“For folks who really want to buy, I see no point in sitting out the current market and potentially missing the chance for that ‘perfect fit’ house,” says Harty, a past president of the National Association of Exclusive Buyer Agents (naeba.org).
“Whether you’re more attracted to buying in this changing market or repulsed by it has a lot to do with your personality type,” says Eric Tyson, a personal finance expert and author of “Let’s Get Real About Money!”
Renters who are eager to buy are typically optimists, while those waiting on the sidelines are often pessimistic about the economy and the potential for near-term opportunities in the housing sector.
After they’ve analyzed the overall situation, however, Tyson says even pessimists usually see the positives in buying a well-chosen property now rather than continuing to rent indefinitely.
“Renting year after year has its own risks. Obviously, rental costs could continue to rise substantially in the years ahead. And in the future, those who keep renting will be precluded from the kind of home value appreciation homeowners have enjoyed through the decades,” Tyson says.
There’s no such thing as a risk-free home purchase. However, you can improve your odds of a successful outcome if you think strategically. Here are a few pointers:
-- Conduct some economic research of your own.
As good as they are, national real estate forecasts are of less value to buyers than is information that helps them assess the area where they’d like to live.
To locate the parts of your metropolitan area that have the best prospects for appreciation, start with a regional map.
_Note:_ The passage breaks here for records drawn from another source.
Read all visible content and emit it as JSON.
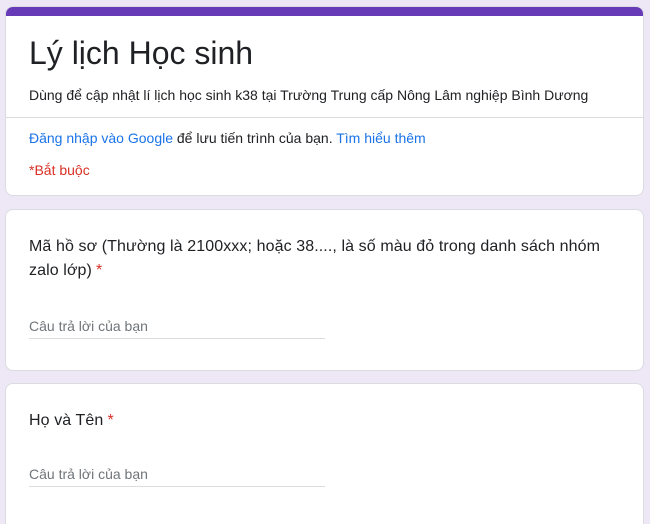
{
  "colors": {
    "accent": "#673ab7",
    "link": "#1a73e8",
    "required": "#d93025",
    "page_background": "#ede7f6"
  },
  "form": {
    "title": "Lý lịch Học sinh",
    "description": "Dùng để cập nhật lí lịch học sinh k38 tại Trường Trung cấp Nông Lâm nghiệp Bình Dương",
    "signin": {
      "link_text": "Đăng nhập vào Google",
      "middle_text": " để lưu tiến trình của bạn. ",
      "learn_more": "Tìm hiểu thêm"
    },
    "required_note": "*Bắt buộc"
  },
  "questions": [
    {
      "title": "Mã hồ sơ (Thường là 2100xxx; hoặc 38...., là số màu đỏ trong danh sách nhóm zalo lớp)",
      "required_mark": "*",
      "placeholder": "Câu trả lời của bạn"
    },
    {
      "title": "Họ và Tên",
      "required_mark": "*",
      "placeholder": "Câu trả lời của bạn"
    }
  ]
}
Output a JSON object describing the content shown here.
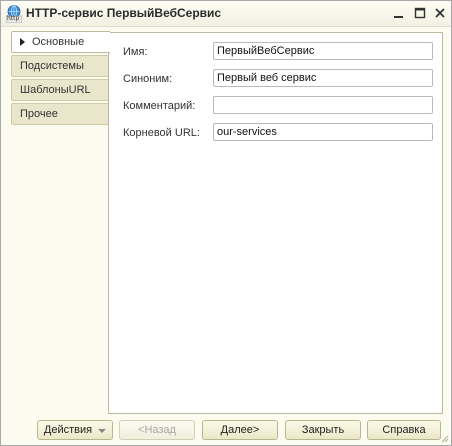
{
  "window": {
    "title": "HTTP-сервис ПервыйВебСервис",
    "icon_name": "http-service-icon",
    "icon_caption": "http"
  },
  "tabs": [
    {
      "label": "Основные",
      "active": true
    },
    {
      "label": "Подсистемы",
      "active": false
    },
    {
      "label": "ШаблоныURL",
      "active": false
    },
    {
      "label": "Прочее",
      "active": false
    }
  ],
  "form": {
    "name": {
      "label": "Имя:",
      "value": "ПервыйВебСервис"
    },
    "synonym": {
      "label": "Синоним:",
      "value": "Первый веб сервис"
    },
    "comment": {
      "label": "Комментарий:",
      "value": ""
    },
    "root_url": {
      "label": "Корневой URL:",
      "value": "our-services"
    }
  },
  "buttons": {
    "actions": "Действия",
    "back": "<Назад",
    "next": "Далее>",
    "close": "Закрыть",
    "help": "Справка"
  },
  "colors": {
    "window_bg": "#fbfbef",
    "tab_bg": "#e9e6cc",
    "border": "#bdbaa0"
  }
}
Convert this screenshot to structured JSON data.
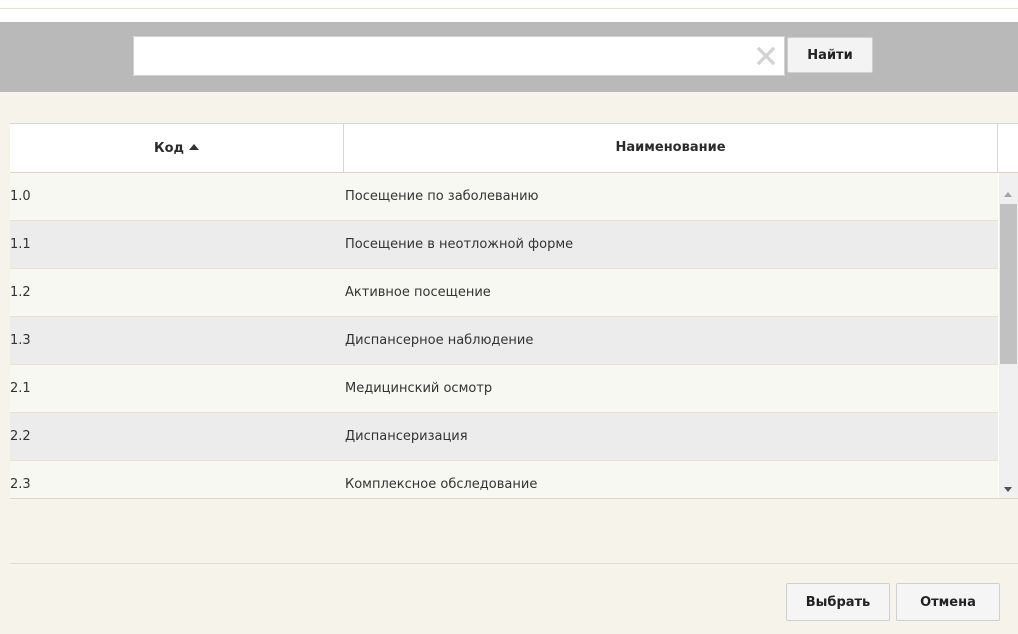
{
  "search": {
    "value": "",
    "placeholder": "",
    "clear_icon": "close-x-icon",
    "button_label": "Найти"
  },
  "table": {
    "columns": [
      {
        "label": "Код",
        "sort": "ascending",
        "sort_icon": "sort-ascending-caret-icon"
      },
      {
        "label": "Наименование"
      }
    ],
    "rows": [
      {
        "code": "1.0",
        "name": "Посещение по заболеванию"
      },
      {
        "code": "1.1",
        "name": "Посещение в неотложной форме"
      },
      {
        "code": "1.2",
        "name": "Активное посещение"
      },
      {
        "code": "1.3",
        "name": "Диспансерное наблюдение"
      },
      {
        "code": "2.1",
        "name": "Медицинский осмотр"
      },
      {
        "code": "2.2",
        "name": "Диспансеризация"
      },
      {
        "code": "2.3",
        "name": "Комплексное обследование"
      }
    ]
  },
  "footer": {
    "select_label": "Выбрать",
    "cancel_label": "Отмена"
  },
  "colors": {
    "toolbar_bg": "#b9b9b9",
    "dialog_bg": "#f6f4ea",
    "row_alt": "#ececec",
    "row_base": "#f8f8f2"
  }
}
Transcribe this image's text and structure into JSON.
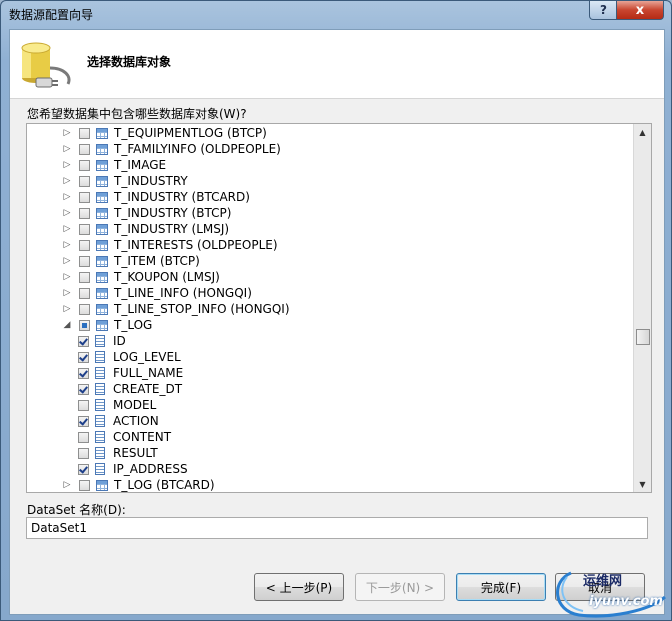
{
  "window": {
    "title": "数据源配置向导",
    "help_label": "?",
    "close_label": "x"
  },
  "header": {
    "title": "选择数据库对象"
  },
  "prompt": "您希望数据集中包含哪些数据库对象(W)?",
  "tree": {
    "items": [
      {
        "label": "T_EQUIPMENTLOG (BTCP)",
        "level": 0,
        "expander": "collapsed",
        "check": "unchecked",
        "icon": "table-icon"
      },
      {
        "label": "T_FAMILYINFO (OLDPEOPLE)",
        "level": 0,
        "expander": "collapsed",
        "check": "unchecked",
        "icon": "table-icon"
      },
      {
        "label": "T_IMAGE",
        "level": 0,
        "expander": "collapsed",
        "check": "unchecked",
        "icon": "table-icon"
      },
      {
        "label": "T_INDUSTRY",
        "level": 0,
        "expander": "collapsed",
        "check": "unchecked",
        "icon": "table-icon"
      },
      {
        "label": "T_INDUSTRY (BTCARD)",
        "level": 0,
        "expander": "collapsed",
        "check": "unchecked",
        "icon": "table-icon"
      },
      {
        "label": "T_INDUSTRY (BTCP)",
        "level": 0,
        "expander": "collapsed",
        "check": "unchecked",
        "icon": "table-icon"
      },
      {
        "label": "T_INDUSTRY (LMSJ)",
        "level": 0,
        "expander": "collapsed",
        "check": "unchecked",
        "icon": "table-icon"
      },
      {
        "label": "T_INTERESTS (OLDPEOPLE)",
        "level": 0,
        "expander": "collapsed",
        "check": "unchecked",
        "icon": "table-icon"
      },
      {
        "label": "T_ITEM (BTCP)",
        "level": 0,
        "expander": "collapsed",
        "check": "unchecked",
        "icon": "table-icon"
      },
      {
        "label": "T_KOUPON (LMSJ)",
        "level": 0,
        "expander": "collapsed",
        "check": "unchecked",
        "icon": "table-icon"
      },
      {
        "label": "T_LINE_INFO (HONGQI)",
        "level": 0,
        "expander": "collapsed",
        "check": "unchecked",
        "icon": "table-icon"
      },
      {
        "label": "T_LINE_STOP_INFO (HONGQI)",
        "level": 0,
        "expander": "collapsed",
        "check": "unchecked",
        "icon": "table-icon"
      },
      {
        "label": "T_LOG",
        "level": 0,
        "expander": "expanded",
        "check": "partial",
        "icon": "table-icon"
      },
      {
        "label": "ID",
        "level": 1,
        "expander": "none",
        "check": "checked",
        "icon": "column-icon"
      },
      {
        "label": "LOG_LEVEL",
        "level": 1,
        "expander": "none",
        "check": "checked",
        "icon": "column-icon"
      },
      {
        "label": "FULL_NAME",
        "level": 1,
        "expander": "none",
        "check": "checked",
        "icon": "column-icon"
      },
      {
        "label": "CREATE_DT",
        "level": 1,
        "expander": "none",
        "check": "checked",
        "icon": "column-icon"
      },
      {
        "label": "MODEL",
        "level": 1,
        "expander": "none",
        "check": "unchecked",
        "icon": "column-icon"
      },
      {
        "label": "ACTION",
        "level": 1,
        "expander": "none",
        "check": "checked",
        "icon": "column-icon"
      },
      {
        "label": "CONTENT",
        "level": 1,
        "expander": "none",
        "check": "unchecked",
        "icon": "column-icon"
      },
      {
        "label": "RESULT",
        "level": 1,
        "expander": "none",
        "check": "unchecked",
        "icon": "column-icon"
      },
      {
        "label": "IP_ADDRESS",
        "level": 1,
        "expander": "none",
        "check": "checked",
        "icon": "column-icon"
      },
      {
        "label": "T_LOG (BTCARD)",
        "level": 0,
        "expander": "collapsed",
        "check": "unchecked",
        "icon": "table-icon"
      }
    ]
  },
  "dataset": {
    "label": "DataSet 名称(D):",
    "value": "DataSet1"
  },
  "buttons": {
    "back": "< 上一步(P)",
    "next": "下一步(N) >",
    "finish": "完成(F)",
    "cancel": "取消"
  },
  "watermark": {
    "line1": "运维网",
    "line2": "iyunv.com"
  }
}
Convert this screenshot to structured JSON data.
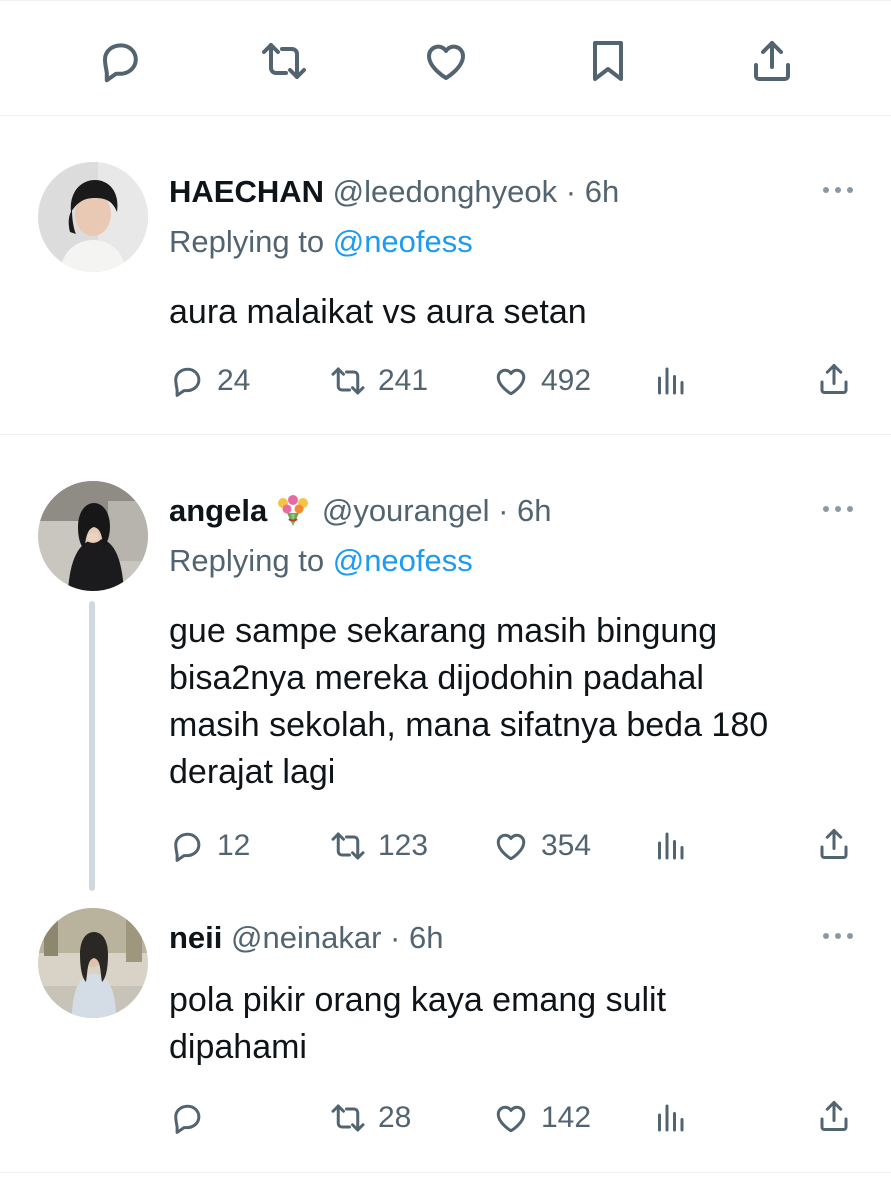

On this, pinpoint major employers, such as corporate headquarters and military bases, where jobs are expanding. Locate communities with top public schools. Also, identify areas served by popular public transit lines, including light rail systems.
-- Think through your “personal economy” before deciding what to buy.
Would buying a well-priced home in a strong neighborhood be a good financial bet for your household if your monthly mortgage payments are more than you can afford? Absolutely not, Tyson says.
Despite tight mortgage lending standards, he says it’s still possible for many buyers to qualify for a larger mortgage than their finances warrant, thereby placing them at risk of a future default. That’s because your lender knows less about your financial obligations and spending habits than do you.
“A lot of your decision on how expensive a house to buy should hinge on your personal financial situation and job prospects,” Tyson says.
Before committing to any purchase, it’s always wise to review your budget and assess your level of employment security. Despite the country’s low unemployment rate, is your current job at risk? Do you have easily marketable skills that would allow you to quickly get another job if you had to?
-- Request statistics on property values prior to bidding.
Researching relative property values before you put an offer on a home is critically important.
“In a dynamic market, you and your agent should search for similar homes that have sold very recently, ideally within the last three months,” Harty says.
But data on comparable sales won’t give you the whole story. These days, you also need numbers to track the direction of the market -- whether prices are heading up, down or sideways. Ask your agent to give you data on the median price of a home sold this past month versus the month prior. Also ask for median price comparisons on an annual and yearly basis. These statistics should give you a good feel for the trend.
Use this information when crafting a bid for a property you like. If selling prices are moderating in your target market, you can be more assertive with your opening bid. Also, you may not need to waive your right to a home inspection, as many people did during last year’s bidding wars.
“In every market, there are highly motivated sellers -- people who absolutely must move for whatever reason. As a buyer, it’s now reasonable to expect motivated sellers to prove more accommodating to your needs,” Harty says.
(To contact Ellen James Martin, email her at firstname.lastname@example.org.)